The U.S. will see a similar trend towards automation technologies. This will be one aspect of the larger new economy.
If the technology improves faster than demand grows, many of the new ecommerce jobs mentioned above may disappear.
How Businesses Can Manage the Long-Term Effects of COVID-19 on Ecommerce
- If you haven’t already, set up your online business. You’ll want to move at least part of your business online. This will help you stay competitive during and after the COVID-19 pandemic. We recommend starting on a marketplace like eBay or Amazon; building up sales on your own website could take months.
- Diversify your supply base. Sourcing from many suppliers will ensure you get your inventory when it’s needed. As the coronavirus disrupts manufacturing, you won’t want all your eggs in one basket. If your main supply base is in the U.S. or China, consider other countries like Mexico, Brazil, or India.
- Diversify fulfillment. Services like FBA and Walmart Fulfillment Services can drop you anytime, as many FBA sellers learned the hard way. Relying on a single fulfillment service gives your business an Achilles’ heel.
- Diversify your sales channels. Use many platforms to sell your product. You can start selling on eBay and Amazon, then branch out to Walmart or create your own online store. Multichannel software, like ChannelReply for customer service, will help prevent things from getting too complicated.
- Communicate with buyers. Communicate the measures your company is taking to ensure quick and safe delivery. Send regular updates about supply chain disruptions. Tell customers and employees what you are doing to protect their health.
- Revise forecasts. If the outbreak will impact your business in a big way, you may want to revise your sales forecasts and targets.
- US businesses: Apply for an SBA loan. On March 27, President Trump signed a $2 trillion stimulus package. This is an effort to keep the economy intact while the US fights the coronavirus. The package includes more than $370 billion to help small businesses. If your business is struggling, you can apply for an Economic Injury Disaster Loan here.
- Move away from on-demand buying. The coronavirus pandemic will likely drive a lasting shift towards buying in bulk. Begin keeping more inventory. This will help you keep up with both panic buying and future bulk buying trends.
- Invest in digital advertising. While people are staying home, they are spending more leisure time in front of screens. Get your company more exposure by ramping up your online advertising strategy. Experiment with social media and streaming services like YouTube.
- Invest in virtual experiences. Look for more ways to deliver virtual experiences to your customers. Offer things like in-store demonstrations or virtual salespeople online. This makes your company more competitive in the ecommerce landscape.
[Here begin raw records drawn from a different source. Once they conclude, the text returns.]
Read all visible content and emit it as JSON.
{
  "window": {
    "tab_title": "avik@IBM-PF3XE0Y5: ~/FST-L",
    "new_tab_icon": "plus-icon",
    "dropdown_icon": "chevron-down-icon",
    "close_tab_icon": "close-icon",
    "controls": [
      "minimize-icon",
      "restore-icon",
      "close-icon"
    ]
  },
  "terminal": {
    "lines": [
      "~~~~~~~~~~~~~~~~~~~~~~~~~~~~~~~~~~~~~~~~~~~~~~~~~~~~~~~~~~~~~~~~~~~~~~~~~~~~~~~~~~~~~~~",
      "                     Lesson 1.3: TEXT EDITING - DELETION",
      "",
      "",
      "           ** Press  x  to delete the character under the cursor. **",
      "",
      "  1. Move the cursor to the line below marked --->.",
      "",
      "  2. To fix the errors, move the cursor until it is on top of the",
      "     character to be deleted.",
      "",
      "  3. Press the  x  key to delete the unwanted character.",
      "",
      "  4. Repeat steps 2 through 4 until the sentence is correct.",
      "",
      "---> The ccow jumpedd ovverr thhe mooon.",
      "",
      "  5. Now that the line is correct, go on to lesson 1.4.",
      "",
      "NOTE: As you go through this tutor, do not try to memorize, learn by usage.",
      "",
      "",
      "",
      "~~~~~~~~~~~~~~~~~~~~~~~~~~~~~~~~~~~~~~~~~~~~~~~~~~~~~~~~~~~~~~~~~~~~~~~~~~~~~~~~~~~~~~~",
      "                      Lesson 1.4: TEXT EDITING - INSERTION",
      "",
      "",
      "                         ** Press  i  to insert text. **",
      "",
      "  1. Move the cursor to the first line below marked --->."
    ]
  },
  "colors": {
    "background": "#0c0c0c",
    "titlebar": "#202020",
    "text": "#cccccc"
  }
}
The COVID-19 pandemic is causing things to change every day. We’ve provided the best predictions we can here, but keep an eye on the news and adapt to changes in demand. The long-term effects of the coronavirus on ecommerce may not match anyone’s expectations.